*** Block opens ***

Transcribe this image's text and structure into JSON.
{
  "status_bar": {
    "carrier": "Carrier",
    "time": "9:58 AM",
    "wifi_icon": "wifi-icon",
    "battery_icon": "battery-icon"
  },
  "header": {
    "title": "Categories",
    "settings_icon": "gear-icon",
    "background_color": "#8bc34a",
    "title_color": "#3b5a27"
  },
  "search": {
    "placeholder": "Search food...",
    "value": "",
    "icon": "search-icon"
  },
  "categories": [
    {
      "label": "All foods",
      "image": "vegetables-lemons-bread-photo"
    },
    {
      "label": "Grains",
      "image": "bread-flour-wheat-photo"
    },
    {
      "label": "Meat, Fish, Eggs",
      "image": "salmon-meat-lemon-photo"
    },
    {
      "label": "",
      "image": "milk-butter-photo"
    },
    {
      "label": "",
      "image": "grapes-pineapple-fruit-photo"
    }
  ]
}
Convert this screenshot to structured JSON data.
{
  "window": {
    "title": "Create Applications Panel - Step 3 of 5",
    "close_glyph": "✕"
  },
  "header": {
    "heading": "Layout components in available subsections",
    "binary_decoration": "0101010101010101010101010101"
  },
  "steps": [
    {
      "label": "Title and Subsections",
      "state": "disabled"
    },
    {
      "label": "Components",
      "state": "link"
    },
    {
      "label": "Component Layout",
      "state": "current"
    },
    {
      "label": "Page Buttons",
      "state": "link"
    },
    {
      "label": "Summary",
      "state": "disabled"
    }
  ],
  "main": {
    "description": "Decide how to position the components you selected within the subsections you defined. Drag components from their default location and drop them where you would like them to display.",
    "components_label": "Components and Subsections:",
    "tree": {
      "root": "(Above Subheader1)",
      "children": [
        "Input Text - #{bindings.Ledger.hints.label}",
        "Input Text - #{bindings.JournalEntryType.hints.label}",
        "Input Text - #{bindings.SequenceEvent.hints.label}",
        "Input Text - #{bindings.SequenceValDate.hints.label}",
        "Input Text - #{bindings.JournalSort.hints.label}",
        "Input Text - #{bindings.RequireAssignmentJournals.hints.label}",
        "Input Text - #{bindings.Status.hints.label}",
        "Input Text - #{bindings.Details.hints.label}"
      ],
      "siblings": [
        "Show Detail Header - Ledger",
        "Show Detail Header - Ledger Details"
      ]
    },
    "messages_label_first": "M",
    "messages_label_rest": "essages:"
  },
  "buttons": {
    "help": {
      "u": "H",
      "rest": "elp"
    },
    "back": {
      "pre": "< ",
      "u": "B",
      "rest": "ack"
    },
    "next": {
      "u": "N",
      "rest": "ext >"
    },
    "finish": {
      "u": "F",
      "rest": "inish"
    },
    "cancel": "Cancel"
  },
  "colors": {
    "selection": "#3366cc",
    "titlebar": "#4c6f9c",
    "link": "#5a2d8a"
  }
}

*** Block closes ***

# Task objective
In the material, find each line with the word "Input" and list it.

# Answer below
        "Input Text - #{bindings.Ledger.hints.label}",
        "Input Text - #{bindings.JournalEntryType.hints.label}",
        "Input Text - #{bindings.SequenceEvent.hints.label}",
        "Input Text - #{bindings.SequenceValDate.hints.label}",
        "Input Text - #{bindings.JournalSort.hints.label}",
        "Input Text - #{bindings.RequireAssignmentJournals.hints.label}",
        "Input Text - #{bindings.Status.hints.label}",
        "Input Text - #{bindings.Details.hints.label}"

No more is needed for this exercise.